After several weeks, the world continues to watch in horror as the war rages on. As the atrocities mount, countries are finding new ways to respond with punitive sanctions. And, like many things in the web-like global economy, there are downstream impacts and unintended consequences of the necessary decisions made by world leaders.
Unfortunately, consumers can expect to see ongoing extreme variability in pricing and availability of goods, especially within Europe. If Russia goes on the offensive in response to the sanctions by cutting the energy supply, there will be major long-term consequences, even if the war were to end shortly after.
Thankfully, the initial impacts and disruptions have settled as companies have made long-term decisions to source or distribute products and materials through alternative partners or channels. Niche commodities cause concern, but on the whole, companies have been able to keep manufacturing and distribution lines running as needed.
When the war first broke out, FourKites identified three indicators to watch -- Asia-to-Europe shipments, trucking routes and availability of drivers and the cost of fuel. Since then, the Coronavirus disease (COVID-19) outbreaks and shutdowns in China have made Asian shipments all the more volatile. FourKites data shows that the seven-day average for ocean shipment volume through the Port of Shanghai is down 26% compared to March 12, the day before lockdowns began in Shenzhen and partial lockdowns began in Shanghai.

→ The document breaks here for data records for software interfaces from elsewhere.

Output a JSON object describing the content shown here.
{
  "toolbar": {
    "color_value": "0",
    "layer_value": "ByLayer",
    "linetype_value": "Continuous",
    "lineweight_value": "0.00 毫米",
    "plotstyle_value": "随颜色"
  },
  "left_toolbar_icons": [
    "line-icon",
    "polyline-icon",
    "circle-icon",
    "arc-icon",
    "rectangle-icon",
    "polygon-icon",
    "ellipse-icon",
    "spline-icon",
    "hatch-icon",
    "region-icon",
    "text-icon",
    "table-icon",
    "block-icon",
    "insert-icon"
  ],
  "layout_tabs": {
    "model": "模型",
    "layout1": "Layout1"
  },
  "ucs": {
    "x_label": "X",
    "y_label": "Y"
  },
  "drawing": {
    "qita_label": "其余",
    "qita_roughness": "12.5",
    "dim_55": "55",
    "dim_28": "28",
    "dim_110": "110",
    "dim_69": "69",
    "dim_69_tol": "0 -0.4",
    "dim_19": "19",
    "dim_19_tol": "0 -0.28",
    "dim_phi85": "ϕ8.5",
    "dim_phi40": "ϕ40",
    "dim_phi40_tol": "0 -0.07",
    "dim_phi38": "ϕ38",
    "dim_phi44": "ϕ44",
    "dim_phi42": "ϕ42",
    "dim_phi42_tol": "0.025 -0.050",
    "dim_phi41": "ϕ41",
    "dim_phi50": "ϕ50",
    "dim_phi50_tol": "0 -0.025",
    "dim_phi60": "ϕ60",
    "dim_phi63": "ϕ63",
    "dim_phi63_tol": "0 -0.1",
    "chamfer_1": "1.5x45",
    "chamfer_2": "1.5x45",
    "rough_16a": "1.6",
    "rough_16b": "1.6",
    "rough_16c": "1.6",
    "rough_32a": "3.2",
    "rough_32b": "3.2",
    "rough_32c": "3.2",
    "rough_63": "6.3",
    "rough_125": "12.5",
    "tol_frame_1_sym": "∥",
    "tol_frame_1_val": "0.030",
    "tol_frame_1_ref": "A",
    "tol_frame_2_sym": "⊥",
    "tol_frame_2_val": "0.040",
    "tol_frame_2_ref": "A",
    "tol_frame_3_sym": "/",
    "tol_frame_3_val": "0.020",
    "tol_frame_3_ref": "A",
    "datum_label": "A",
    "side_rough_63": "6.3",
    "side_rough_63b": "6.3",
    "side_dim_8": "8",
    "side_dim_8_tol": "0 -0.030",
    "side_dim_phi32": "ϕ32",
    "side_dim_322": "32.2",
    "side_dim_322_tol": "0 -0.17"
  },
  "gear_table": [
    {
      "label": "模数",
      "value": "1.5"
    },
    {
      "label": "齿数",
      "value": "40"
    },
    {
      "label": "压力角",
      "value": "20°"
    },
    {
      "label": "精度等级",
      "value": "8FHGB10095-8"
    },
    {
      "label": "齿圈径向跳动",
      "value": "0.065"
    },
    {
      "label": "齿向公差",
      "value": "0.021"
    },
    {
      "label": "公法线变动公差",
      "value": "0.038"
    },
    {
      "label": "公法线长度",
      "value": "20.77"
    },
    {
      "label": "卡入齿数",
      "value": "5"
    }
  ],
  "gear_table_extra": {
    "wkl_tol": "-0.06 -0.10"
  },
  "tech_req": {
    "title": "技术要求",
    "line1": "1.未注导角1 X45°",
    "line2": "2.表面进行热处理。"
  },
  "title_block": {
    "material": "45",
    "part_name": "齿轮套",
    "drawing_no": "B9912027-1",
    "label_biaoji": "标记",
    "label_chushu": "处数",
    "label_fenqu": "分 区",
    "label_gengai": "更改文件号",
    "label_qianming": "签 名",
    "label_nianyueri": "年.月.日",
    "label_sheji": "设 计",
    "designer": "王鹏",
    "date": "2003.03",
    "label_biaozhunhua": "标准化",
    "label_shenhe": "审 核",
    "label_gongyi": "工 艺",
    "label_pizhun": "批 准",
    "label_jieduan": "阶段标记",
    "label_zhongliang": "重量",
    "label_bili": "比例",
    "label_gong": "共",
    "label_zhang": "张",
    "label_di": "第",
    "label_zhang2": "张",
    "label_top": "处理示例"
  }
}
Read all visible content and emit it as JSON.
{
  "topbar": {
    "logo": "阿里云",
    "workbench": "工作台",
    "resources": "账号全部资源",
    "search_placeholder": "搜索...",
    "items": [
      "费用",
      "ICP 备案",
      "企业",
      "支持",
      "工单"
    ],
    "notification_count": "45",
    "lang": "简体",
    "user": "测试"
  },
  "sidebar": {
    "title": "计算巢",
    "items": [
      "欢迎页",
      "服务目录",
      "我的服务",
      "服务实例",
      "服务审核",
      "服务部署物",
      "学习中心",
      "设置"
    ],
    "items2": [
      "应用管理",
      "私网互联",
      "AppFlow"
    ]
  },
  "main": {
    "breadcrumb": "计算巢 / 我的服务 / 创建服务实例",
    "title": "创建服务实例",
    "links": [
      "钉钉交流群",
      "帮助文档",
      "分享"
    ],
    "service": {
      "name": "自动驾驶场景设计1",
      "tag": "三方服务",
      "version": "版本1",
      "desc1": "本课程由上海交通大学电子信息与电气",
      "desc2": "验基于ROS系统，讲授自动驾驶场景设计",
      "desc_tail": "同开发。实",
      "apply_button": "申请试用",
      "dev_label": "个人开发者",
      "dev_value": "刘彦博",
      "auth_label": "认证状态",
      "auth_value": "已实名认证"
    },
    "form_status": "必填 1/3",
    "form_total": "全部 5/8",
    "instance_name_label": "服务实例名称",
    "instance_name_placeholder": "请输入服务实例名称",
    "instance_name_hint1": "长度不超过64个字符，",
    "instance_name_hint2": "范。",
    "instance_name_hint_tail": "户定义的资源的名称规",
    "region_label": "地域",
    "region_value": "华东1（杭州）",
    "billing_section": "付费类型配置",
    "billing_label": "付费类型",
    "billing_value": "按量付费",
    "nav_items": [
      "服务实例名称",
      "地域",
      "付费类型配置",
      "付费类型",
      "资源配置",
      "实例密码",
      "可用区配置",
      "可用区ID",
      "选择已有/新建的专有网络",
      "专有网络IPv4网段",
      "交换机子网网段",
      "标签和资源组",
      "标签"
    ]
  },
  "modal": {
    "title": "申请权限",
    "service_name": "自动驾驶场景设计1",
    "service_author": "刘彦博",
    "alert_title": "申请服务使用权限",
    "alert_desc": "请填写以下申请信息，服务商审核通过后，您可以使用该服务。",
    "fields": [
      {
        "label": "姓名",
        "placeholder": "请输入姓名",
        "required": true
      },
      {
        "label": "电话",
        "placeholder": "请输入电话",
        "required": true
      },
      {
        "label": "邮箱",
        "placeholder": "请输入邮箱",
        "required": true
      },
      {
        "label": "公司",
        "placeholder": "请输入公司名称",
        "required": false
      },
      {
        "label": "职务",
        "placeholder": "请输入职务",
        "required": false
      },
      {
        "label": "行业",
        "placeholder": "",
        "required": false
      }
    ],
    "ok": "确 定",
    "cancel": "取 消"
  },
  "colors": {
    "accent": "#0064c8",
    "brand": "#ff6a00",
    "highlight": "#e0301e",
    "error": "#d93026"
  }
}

Meanwhile, diesel prices are up 28% in the United States since the war began and have risen by similar levels worldwide, per the U.S. Energy Information Administration. As expected, the truck driver shortage in Europe is also being made worse by the war.
What the data shows
A few trends have emerged as FourKites started tracking the impacts of the Russia-Ukraine conflict each week. Most obviously, imports to Russia and Ukraine have plummeted by 54% and 76%, respectively, compared to pre-war volumes. However, shippers are possibly diverting goods to nearby countries to avoid the conflict, with the seven-day average delivery volume to bordering countries up 50% compared to Feb. 21.
Perhaps the greatest ripple effect has been delays at European ports. Ocean dwell time for European exports is increasing, driven primarily by Northern Europe, where dwell times are up 45% week-over-week and up 40% in total compared to mid-February. Notably, FourKites has seen dwell times for consumer packaged goods (CPG) and food and beverage products increase over the past week, up 35% week-over-week and up 53% in total since mid-February. While these delays create undesirable snags and snarls in global supply chains, their magnitude has not been above and beyond what we see with other disruptions like weather events or COVID-19.
As the war progresses, additional regions and products are being impacted, with increased monitoring of any bullwhip effect that higher dwell times and volatile prices may cause.
And though the threat of banning Russian coal and oil is significant, the proposal to “ban most Russian and Belarusian ships and trucks from entering the bloc” also caught our attention
While it’s hard to predict the future, expect more supply chain chaos for months to come.